1. One of the grounds taken in this appeal is that the order of remand by the District Judge, dated the 23rd February 1903, passed in Appeal No. 48 of 1902, was illegal. The suit was for a declaration of title to three plots of land and for an injunction. The plaintiff filed a plan (exhibit A). No exception to this plan seems to have been taken by the defendant before the District Munsif. The plaintiff got a decree. On appeal the District Judge held that that plan (exhibit A) was most unsatisfactory, and that, for the decision of the suit, it was necessary to have a proper plan prepared. He, therefore, remanded the suit for re-trial under Section 562 of the Civil Procedure Code. The District Munsif again gave a decree for the plaintiff. The District Judge reversed that decree and hence this second appeal.
2. The order of remand was clearly illegal, for the District Munsif had disposed of the suit not on a preliminary point but on the merits. If the District Judge required a better plan he could have called for it him self, and then dealt with the evidence with reference to the new plan.
3. It is clear, however, that the appellant was in no way prejudiced by the order of remand, and it is therefore argued that, with reference to the provisions of Section 578, Civil Procedure Code, we should not interfere. In Subba Sastri v. Balachandra Sastri (1), where it was held in second appeal that the order of remand was illegal, all the proceedings subsequent to the order of remand were set aside.
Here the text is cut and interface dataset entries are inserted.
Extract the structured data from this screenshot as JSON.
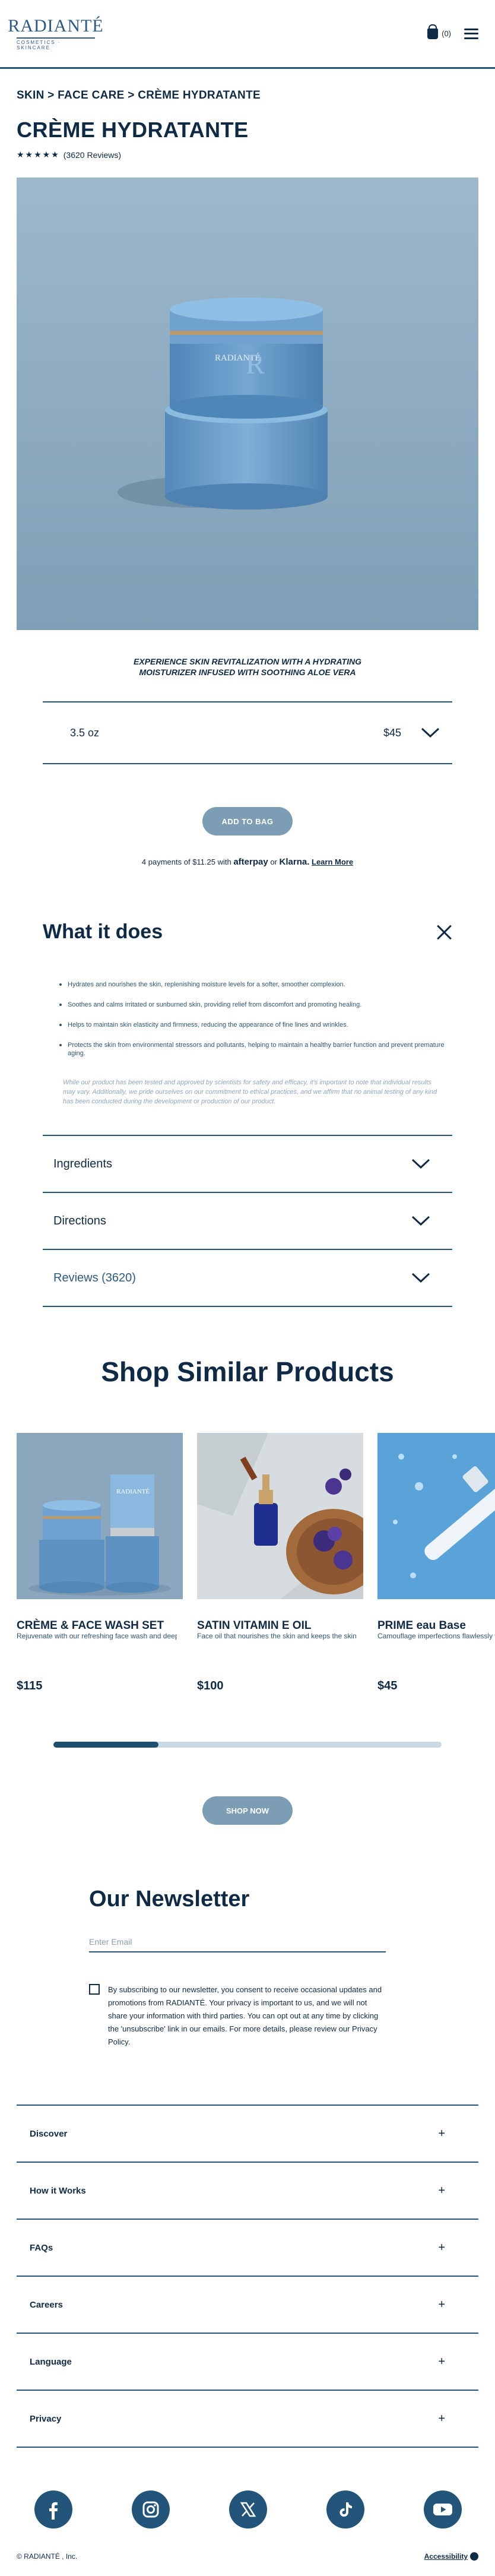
{
  "header": {
    "logo_name": "RADIANTÉ",
    "logo_tagline": "COSMETICS · SKINCARE",
    "cart_count": "(0)"
  },
  "product": {
    "breadcrumb": "SKIN > FACE CARE > CRÈME HYDRATANTE",
    "title": "CRÈME HYDRATANTE",
    "stars": "★★★★★",
    "rating_value": 5,
    "reviews": "(3620 Reviews)",
    "jar_label": "RADIANTÉ",
    "description": "EXPERIENCE SKIN REVITALIZATION WITH A HYDRATING MOISTURIZER INFUSED WITH SOOTHING ALOE VERA",
    "size": "3.5 oz",
    "price": "$45",
    "add_to_bag": "ADD TO BAG",
    "pay_prefix": "4 payments of $11.25 with",
    "pay_afterpay": "afterpay",
    "pay_or": "or",
    "pay_klarna": "Klarna.",
    "pay_learn_more": "Learn More"
  },
  "what_it_does": {
    "title": "What it does",
    "benefits": [
      "Hydrates and nourishes the skin, replenishing moisture levels for a softer, smoother complexion.",
      "Soothes and calms irritated or sunburned skin, providing relief from discomfort and promoting healing.",
      "Helps to maintain skin elasticity and firmness, reducing the appearance of fine lines and wrinkles.",
      "Protects the skin from environmental stressors and pollutants, helping to maintain a healthy barrier function and prevent premature aging."
    ],
    "disclaimer": "While our product has been tested and approved by scientists for safety and efficacy, it's important to note that individual results may vary. Additionally, we pride ourselves on our commitment to ethical practices, and we affirm that no animal testing of any kind has been conducted during the development or production of our product."
  },
  "accordion": {
    "ingredients": "Ingredients",
    "directions": "Directions",
    "reviews": "Reviews (3620)"
  },
  "similar": {
    "title": "Shop Similar Products",
    "products": [
      {
        "name": "CRÈME & FACE WASH SET",
        "desc": "Rejuvenate with our refreshing face wash and deeply hydrating moisturizer duo.",
        "price": "$115",
        "img_label": "RADIANTÉ"
      },
      {
        "name": "SATIN VITAMIN E OIL",
        "desc": "Face oil that nourishes the skin and keeps the skin protected from sun damage.",
        "price": "$100"
      },
      {
        "name": "PRIME eau Base",
        "desc": "Camouflage imperfections flawlessly with our lightweight and long-lasting primer base.",
        "price": "$45"
      }
    ],
    "scroll_fraction": 0.27,
    "shop_now": "SHOP NOW"
  },
  "newsletter": {
    "title": "Our Newsletter",
    "email_placeholder": "Enter Email",
    "consent": "By subscribing to our newsletter, you consent to receive occasional updates and promotions from RADIANTÉ. Your privacy is important to us, and we will not share your information with third parties. You can opt out at any time by clicking the 'unsubscribe' link in our emails. For more details, please review our Privacy Policy."
  },
  "footer": {
    "links": [
      "Discover",
      "How it Works",
      "FAQs",
      "Careers",
      "Language",
      "Privacy"
    ],
    "expand_symbol": "+",
    "copyright": "© RADIANTÉ , Inc.",
    "accessibility": "Accessibility"
  },
  "colors": {
    "brand_navy": "#0f2a44",
    "accent_blue": "#23547a",
    "button_blue": "#7d9db5",
    "hero_bg": "#8ba8be"
  },
  "icons": [
    "shopping-bag-icon",
    "hamburger-menu-icon",
    "chevron-down-icon",
    "close-icon",
    "plus-icon",
    "facebook-icon",
    "instagram-icon",
    "x-icon",
    "tiktok-icon",
    "youtube-icon",
    "accessibility-icon"
  ]
}
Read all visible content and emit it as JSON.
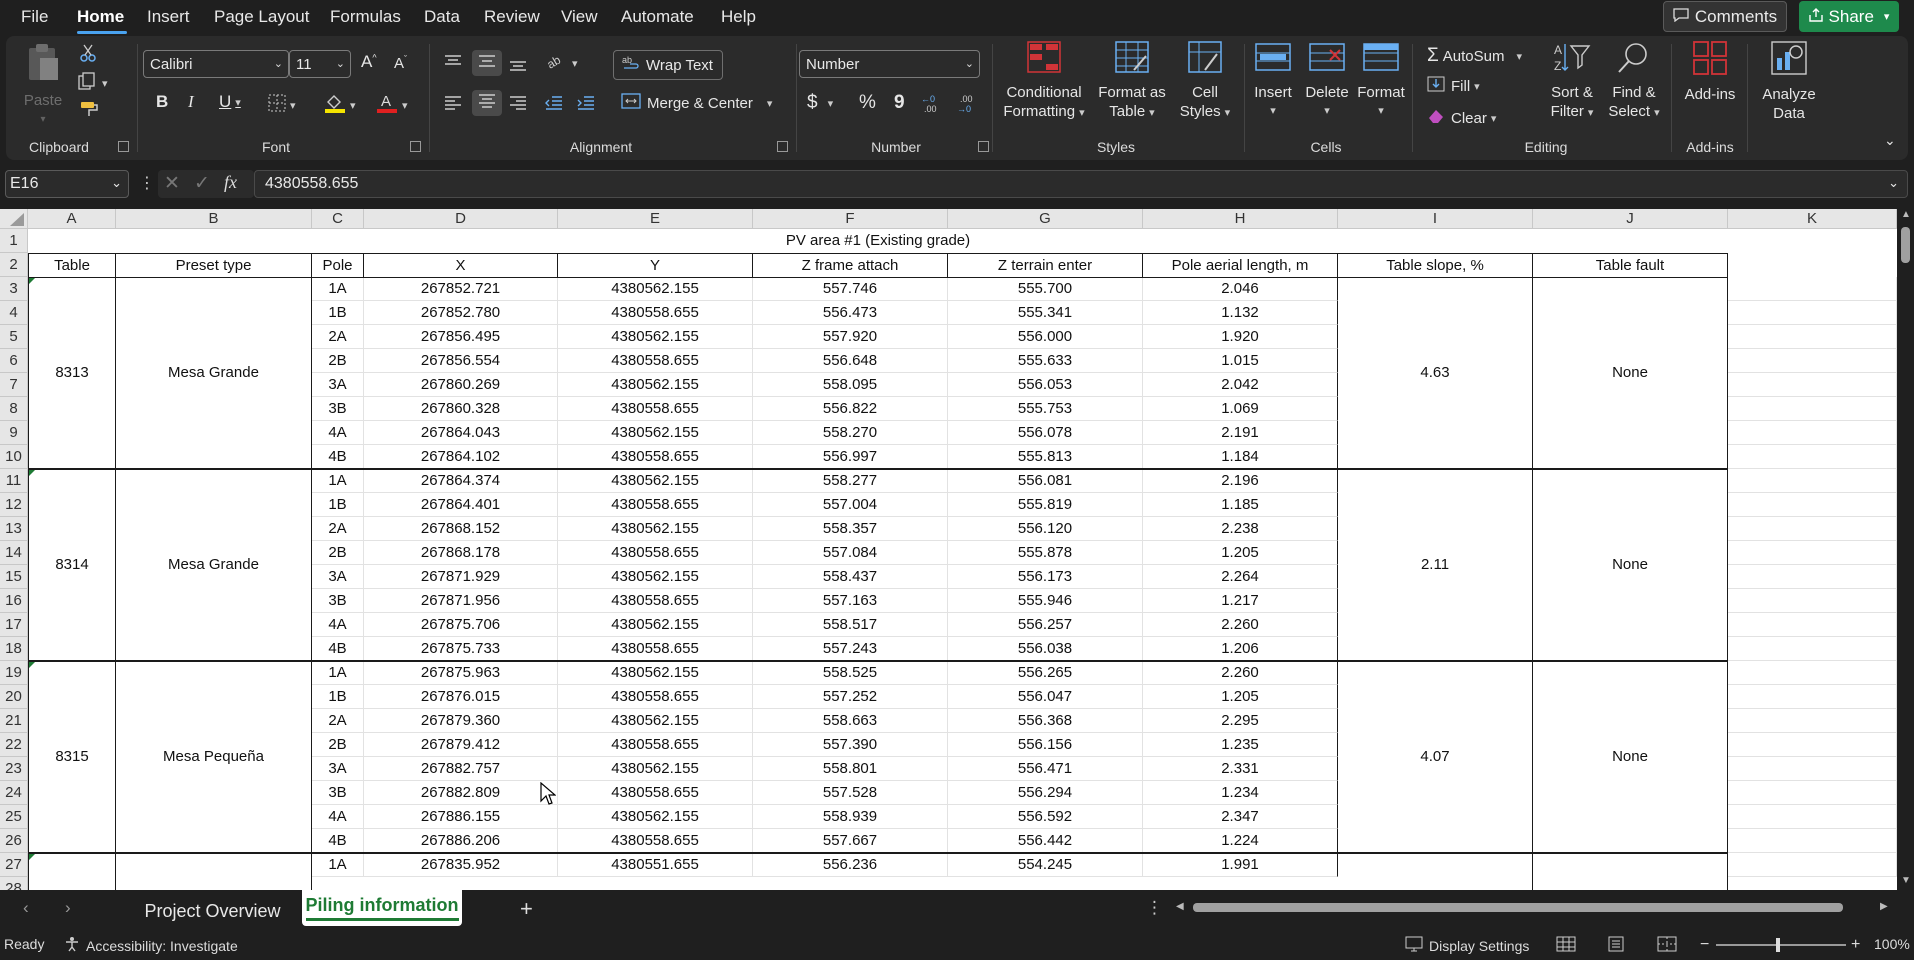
{
  "menu": {
    "items": [
      "File",
      "Home",
      "Insert",
      "Page Layout",
      "Formulas",
      "Data",
      "Review",
      "View",
      "Automate",
      "Help"
    ],
    "active": "Home",
    "comments_label": "Comments",
    "share_label": "Share"
  },
  "ribbon": {
    "clipboard": {
      "label": "Clipboard",
      "paste": "Paste"
    },
    "font": {
      "label": "Font",
      "font_name": "Calibri",
      "font_size": "11",
      "bold": "B",
      "italic": "I",
      "underline": "U"
    },
    "alignment": {
      "label": "Alignment",
      "wrap_text": "Wrap Text",
      "merge_center": "Merge & Center"
    },
    "number": {
      "label": "Number",
      "format": "Number",
      "currency": "$",
      "percent": "%",
      "comma": "9"
    },
    "styles": {
      "label": "Styles",
      "conditional_formatting": [
        "Conditional",
        "Formatting"
      ],
      "format_as_table": [
        "Format as",
        "Table"
      ],
      "cell_styles": [
        "Cell",
        "Styles"
      ]
    },
    "cells": {
      "label": "Cells",
      "insert": "Insert",
      "delete": "Delete",
      "format": "Format"
    },
    "editing": {
      "label": "Editing",
      "autosum": "AutoSum",
      "fill": "Fill",
      "clear": "Clear",
      "sort_filter": [
        "Sort &",
        "Filter"
      ],
      "find_select": [
        "Find &",
        "Select"
      ]
    },
    "addins": {
      "label": "Add-ins",
      "addins": "Add-ins",
      "analyze": [
        "Analyze",
        "Data"
      ]
    }
  },
  "formula_bar": {
    "name_box": "E16",
    "fx": "fx",
    "value": "4380558.655"
  },
  "columns": [
    "A",
    "B",
    "C",
    "D",
    "E",
    "F",
    "G",
    "H",
    "I",
    "J",
    "K"
  ],
  "sheet": {
    "title": "PV area #1 (Existing grade)",
    "headers": [
      "Table",
      "Preset type",
      "Pole",
      "X",
      "Y",
      "Z frame attach",
      "Z terrain enter",
      "Pole aerial length, m",
      "Table slope, %",
      "Table fault"
    ],
    "groups": [
      {
        "table": "8313",
        "preset": "Mesa Grande",
        "slope": "4.63",
        "fault": "None",
        "rows": [
          [
            "1A",
            "267852.721",
            "4380562.155",
            "557.746",
            "555.700",
            "2.046"
          ],
          [
            "1B",
            "267852.780",
            "4380558.655",
            "556.473",
            "555.341",
            "1.132"
          ],
          [
            "2A",
            "267856.495",
            "4380562.155",
            "557.920",
            "556.000",
            "1.920"
          ],
          [
            "2B",
            "267856.554",
            "4380558.655",
            "556.648",
            "555.633",
            "1.015"
          ],
          [
            "3A",
            "267860.269",
            "4380562.155",
            "558.095",
            "556.053",
            "2.042"
          ],
          [
            "3B",
            "267860.328",
            "4380558.655",
            "556.822",
            "555.753",
            "1.069"
          ],
          [
            "4A",
            "267864.043",
            "4380562.155",
            "558.270",
            "556.078",
            "2.191"
          ],
          [
            "4B",
            "267864.102",
            "4380558.655",
            "556.997",
            "555.813",
            "1.184"
          ]
        ]
      },
      {
        "table": "8314",
        "preset": "Mesa Grande",
        "slope": "2.11",
        "fault": "None",
        "rows": [
          [
            "1A",
            "267864.374",
            "4380562.155",
            "558.277",
            "556.081",
            "2.196"
          ],
          [
            "1B",
            "267864.401",
            "4380558.655",
            "557.004",
            "555.819",
            "1.185"
          ],
          [
            "2A",
            "267868.152",
            "4380562.155",
            "558.357",
            "556.120",
            "2.238"
          ],
          [
            "2B",
            "267868.178",
            "4380558.655",
            "557.084",
            "555.878",
            "1.205"
          ],
          [
            "3A",
            "267871.929",
            "4380562.155",
            "558.437",
            "556.173",
            "2.264"
          ],
          [
            "3B",
            "267871.956",
            "4380558.655",
            "557.163",
            "555.946",
            "1.217"
          ],
          [
            "4A",
            "267875.706",
            "4380562.155",
            "558.517",
            "556.257",
            "2.260"
          ],
          [
            "4B",
            "267875.733",
            "4380558.655",
            "557.243",
            "556.038",
            "1.206"
          ]
        ]
      },
      {
        "table": "8315",
        "preset": "Mesa Pequeña",
        "slope": "4.07",
        "fault": "None",
        "rows": [
          [
            "1A",
            "267875.963",
            "4380562.155",
            "558.525",
            "556.265",
            "2.260"
          ],
          [
            "1B",
            "267876.015",
            "4380558.655",
            "557.252",
            "556.047",
            "1.205"
          ],
          [
            "2A",
            "267879.360",
            "4380562.155",
            "558.663",
            "556.368",
            "2.295"
          ],
          [
            "2B",
            "267879.412",
            "4380558.655",
            "557.390",
            "556.156",
            "1.235"
          ],
          [
            "3A",
            "267882.757",
            "4380562.155",
            "558.801",
            "556.471",
            "2.331"
          ],
          [
            "3B",
            "267882.809",
            "4380558.655",
            "557.528",
            "556.294",
            "1.234"
          ],
          [
            "4A",
            "267886.155",
            "4380562.155",
            "558.939",
            "556.592",
            "2.347"
          ],
          [
            "4B",
            "267886.206",
            "4380558.655",
            "557.667",
            "556.442",
            "1.224"
          ]
        ]
      },
      {
        "table": "",
        "preset": "",
        "slope": "",
        "fault": "",
        "rows": [
          [
            "1A",
            "267835.952",
            "4380551.655",
            "556.236",
            "554.245",
            "1.991"
          ]
        ]
      }
    ]
  },
  "tabs": {
    "items": [
      "Project Overview",
      "Piling information"
    ],
    "active": "Piling information",
    "add": "+"
  },
  "status": {
    "ready": "Ready",
    "accessibility": "Accessibility: Investigate",
    "display_settings": "Display Settings",
    "zoom": "100%"
  },
  "colors": {
    "accent_green": "#1e7b34",
    "share_green": "#1e8a4c",
    "tab_underline": "#4aa3f0",
    "autosum_red": "#d13438"
  }
}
Section 578, Civil Procedure Code, was not referred to. In Mallikarjuna v. Pathaneni 19 M.k 479, it was held that the order of remand was ultra vires and illegal. There are, however, observations to the effect that if the merits of the case were not affected by the remand, Section 578, Civil Procedure Code, might apply. In The Manager of the Court of Wards, Kalahasti Estate v. Ramasami Reddi 28 M.k 437, it was held that a remand, contrary to the provisions of Section 564, Civil Procedure Code, was not merely irregular but illegal. For this the ruling of the Judicial Committee in Subrahmania Ayyar v. King-Emperor 25 M.k 61 Was relied upon. That was a case under the Criminal Procedure Code, but there are observations at page 98 of the report which show that the same view would have been taken of disobedience to an express provision of the Civil Procedure Code as to a mode of trial. The illegal remand in the present case cannot, therefore, be treated as a more irregularity and Section 578, Civil Procedure Code, has no application. It was held, however, by Subramania Ayyar, J., in The Manager of the Court of Wards, Kalahari Estate v. Ramasami Reddi 28 M.k 437, Moore, J., dissenting, that an illegal order of remand might be validated by consent or waiver, and it is therefore argued that we should not interfere because the plaintiff did not appeal against the order of remand or object to the District Munsif going on with the suit. As to the first of these reasons, the plaintiff had the right either to appeal under Section 588(28), Civil Procedure Code, against the order of remand, or to take objection in second appeal. This is not disputed, and there is authority for it in Subba Sastri v. Balachandra Sastri 18 M.k 421. Failure to appeal under Section 588(28) cannot therefore be treated as consent or waiver. As to the second reason the plaintiff could not prevent the trial from going on. Thus, even if the view taken by Subramania Ayyar, J., be followed, the argument fails. We, therefore, have no alternative but to set aside the decree of the District Judge, the second decree of the District Munsif and the remand order of the District Judge and to remand the Original Appeal No. 48 of 1902 for disposal according to law. Costs will abide the event.